§ Work order
Exactly as given, output all the records that follow.

§ Dataset content
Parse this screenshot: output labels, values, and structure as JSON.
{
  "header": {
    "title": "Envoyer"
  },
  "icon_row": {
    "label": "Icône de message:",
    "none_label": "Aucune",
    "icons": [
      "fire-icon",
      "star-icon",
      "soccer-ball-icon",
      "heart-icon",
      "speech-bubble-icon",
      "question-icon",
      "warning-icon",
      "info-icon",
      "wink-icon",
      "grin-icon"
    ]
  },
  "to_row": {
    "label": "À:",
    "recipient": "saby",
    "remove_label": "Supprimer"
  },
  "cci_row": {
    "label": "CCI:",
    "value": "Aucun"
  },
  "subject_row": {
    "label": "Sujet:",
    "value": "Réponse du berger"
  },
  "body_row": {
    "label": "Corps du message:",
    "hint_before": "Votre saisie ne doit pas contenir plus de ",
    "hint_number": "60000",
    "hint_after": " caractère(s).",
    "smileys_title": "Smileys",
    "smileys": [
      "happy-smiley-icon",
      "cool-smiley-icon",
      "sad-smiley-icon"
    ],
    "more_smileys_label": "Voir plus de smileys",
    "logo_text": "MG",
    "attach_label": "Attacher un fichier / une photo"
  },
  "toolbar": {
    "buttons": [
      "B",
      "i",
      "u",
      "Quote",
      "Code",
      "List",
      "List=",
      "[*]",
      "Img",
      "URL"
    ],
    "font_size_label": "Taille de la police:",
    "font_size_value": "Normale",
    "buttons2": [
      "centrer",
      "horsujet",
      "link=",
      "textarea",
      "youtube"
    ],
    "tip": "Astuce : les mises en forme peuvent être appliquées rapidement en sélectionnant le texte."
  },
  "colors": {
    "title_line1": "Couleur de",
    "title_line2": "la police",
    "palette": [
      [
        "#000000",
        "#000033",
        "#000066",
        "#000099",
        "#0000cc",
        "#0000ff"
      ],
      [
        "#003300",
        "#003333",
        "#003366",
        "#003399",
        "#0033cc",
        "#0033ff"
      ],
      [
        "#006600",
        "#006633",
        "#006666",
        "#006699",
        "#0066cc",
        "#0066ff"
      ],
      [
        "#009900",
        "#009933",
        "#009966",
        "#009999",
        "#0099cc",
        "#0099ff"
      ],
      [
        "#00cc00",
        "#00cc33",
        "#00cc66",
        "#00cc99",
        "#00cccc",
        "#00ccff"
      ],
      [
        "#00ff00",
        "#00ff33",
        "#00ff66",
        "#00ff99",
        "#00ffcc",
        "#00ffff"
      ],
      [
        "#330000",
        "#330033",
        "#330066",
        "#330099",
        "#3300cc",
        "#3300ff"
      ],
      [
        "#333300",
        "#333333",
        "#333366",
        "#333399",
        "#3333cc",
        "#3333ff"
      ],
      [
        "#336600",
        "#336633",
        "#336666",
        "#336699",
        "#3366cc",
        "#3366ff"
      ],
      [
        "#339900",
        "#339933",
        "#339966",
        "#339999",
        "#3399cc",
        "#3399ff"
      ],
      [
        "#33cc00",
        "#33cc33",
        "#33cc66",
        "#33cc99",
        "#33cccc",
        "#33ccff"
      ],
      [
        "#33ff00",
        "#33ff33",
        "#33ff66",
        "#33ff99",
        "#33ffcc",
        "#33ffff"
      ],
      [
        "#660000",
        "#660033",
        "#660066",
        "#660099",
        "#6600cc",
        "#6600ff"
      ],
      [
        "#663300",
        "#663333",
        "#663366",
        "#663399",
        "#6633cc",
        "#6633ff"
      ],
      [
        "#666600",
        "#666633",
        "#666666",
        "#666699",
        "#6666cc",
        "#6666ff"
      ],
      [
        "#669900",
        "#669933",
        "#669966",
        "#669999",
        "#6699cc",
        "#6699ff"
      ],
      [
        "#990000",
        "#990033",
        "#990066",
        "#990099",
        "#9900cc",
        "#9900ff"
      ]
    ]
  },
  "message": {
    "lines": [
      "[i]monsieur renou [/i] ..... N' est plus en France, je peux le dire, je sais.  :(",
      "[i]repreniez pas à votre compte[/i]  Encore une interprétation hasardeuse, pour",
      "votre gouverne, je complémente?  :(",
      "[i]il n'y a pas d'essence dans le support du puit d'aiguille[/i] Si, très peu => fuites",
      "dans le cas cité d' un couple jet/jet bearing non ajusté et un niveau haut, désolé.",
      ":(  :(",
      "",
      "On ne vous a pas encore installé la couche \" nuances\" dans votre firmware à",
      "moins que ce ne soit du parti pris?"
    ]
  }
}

§ Response below
Parse this screenshot: output labels, values, and structure as JSON.
{
  "header": {
    "title": "Envoyer"
  },
  "icon_row": {
    "label": "Icône de message:",
    "none_label": "Aucune",
    "icons": [
      "fire-icon",
      "star-icon",
      "soccer-ball-icon",
      "heart-icon",
      "speech-bubble-icon",
      "question-icon",
      "warning-icon",
      "info-icon",
      "wink-icon",
      "grin-icon"
    ]
  },
  "to_row": {
    "label": "À:",
    "recipient": "saby",
    "remove_label": "Supprimer"
  },
  "cci_row": {
    "label": "CCI:",
    "value": "Aucun"
  },
  "subject_row": {
    "label": "Sujet:",
    "value": "Réponse du berger"
  },
  "body_row": {
    "label": "Corps du message:",
    "hint_before": "Votre saisie ne doit pas contenir plus de ",
    "hint_number": "60000",
    "hint_after": " caractère(s).",
    "smileys_title": "Smileys",
    "smileys": [
      "happy-smiley-icon",
      "cool-smiley-icon",
      "sad-smiley-icon"
    ],
    "more_smileys_label": "Voir plus de smileys",
    "logo_text": "MG",
    "attach_label": "Attacher un fichier / une photo"
  },
  "toolbar": {
    "buttons": [
      "B",
      "i",
      "u",
      "Quote",
      "Code",
      "List",
      "List=",
      "[*]",
      "Img",
      "URL"
    ],
    "font_size_label": "Taille de la police:",
    "font_size_value": "Normale",
    "buttons2": [
      "centrer",
      "horsujet",
      "link=",
      "textarea",
      "youtube"
    ],
    "tip": "Astuce : les mises en forme peuvent être appliquées rapidement en sélectionnant le texte."
  },
  "colors": {
    "title_line1": "Couleur de",
    "title_line2": "la police",
    "palette": [
      [
        "#000000",
        "#000033",
        "#000066",
        "#000099",
        "#0000cc",
        "#0000ff"
      ],
      [
        "#003300",
        "#003333",
        "#003366",
        "#003399",
        "#0033cc",
        "#0033ff"
      ],
      [
        "#006600",
        "#006633",
        "#006666",
        "#006699",
        "#0066cc",
        "#0066ff"
      ],
      [
        "#009900",
        "#009933",
        "#009966",
        "#009999",
        "#0099cc",
        "#0099ff"
      ],
      [
        "#00cc00",
        "#00cc33",
        "#00cc66",
        "#00cc99",
        "#00cccc",
        "#00ccff"
      ],
      [
        "#00ff00",
        "#00ff33",
        "#00ff66",
        "#00ff99",
        "#00ffcc",
        "#00ffff"
      ],
      [
        "#330000",
        "#330033",
        "#330066",
        "#330099",
        "#3300cc",
        "#3300ff"
      ],
      [
        "#333300",
        "#333333",
        "#333366",
        "#333399",
        "#3333cc",
        "#3333ff"
      ],
      [
        "#336600",
        "#336633",
        "#336666",
        "#336699",
        "#3366cc",
        "#3366ff"
      ],
      [
        "#339900",
        "#339933",
        "#339966",
        "#339999",
        "#3399cc",
        "#3399ff"
      ],
      [
        "#33cc00",
        "#33cc33",
        "#33cc66",
        "#33cc99",
        "#33cccc",
        "#33ccff"
      ],
      [
        "#33ff00",
        "#33ff33",
        "#33ff66",
        "#33ff99",
        "#33ffcc",
        "#33ffff"
      ],
      [
        "#660000",
        "#660033",
        "#660066",
        "#660099",
        "#6600cc",
        "#6600ff"
      ],
      [
        "#663300",
        "#663333",
        "#663366",
        "#663399",
        "#6633cc",
        "#6633ff"
      ],
      [
        "#666600",
        "#666633",
        "#666666",
        "#666699",
        "#6666cc",
        "#6666ff"
      ],
      [
        "#669900",
        "#669933",
        "#669966",
        "#669999",
        "#6699cc",
        "#6699ff"
      ],
      [
        "#990000",
        "#990033",
        "#990066",
        "#990099",
        "#9900cc",
        "#9900ff"
      ]
    ]
  },
  "message": {
    "lines": [
      "[i]monsieur renou [/i] ..... N' est plus en France, je peux le dire, je sais.  :(",
      "[i]repreniez pas à votre compte[/i]  Encore une interprétation hasardeuse, pour",
      "votre gouverne, je complémente?  :(",
      "[i]il n'y a pas d'essence dans le support du puit d'aiguille[/i] Si, très peu => fuites",
      "dans le cas cité d' un couple jet/jet bearing non ajusté et un niveau haut, désolé.",
      ":(  :(",
      "",
      "On ne vous a pas encore installé la couche \" nuances\" dans votre firmware à",
      "moins que ce ne soit du parti pris?"
    ]
  }
}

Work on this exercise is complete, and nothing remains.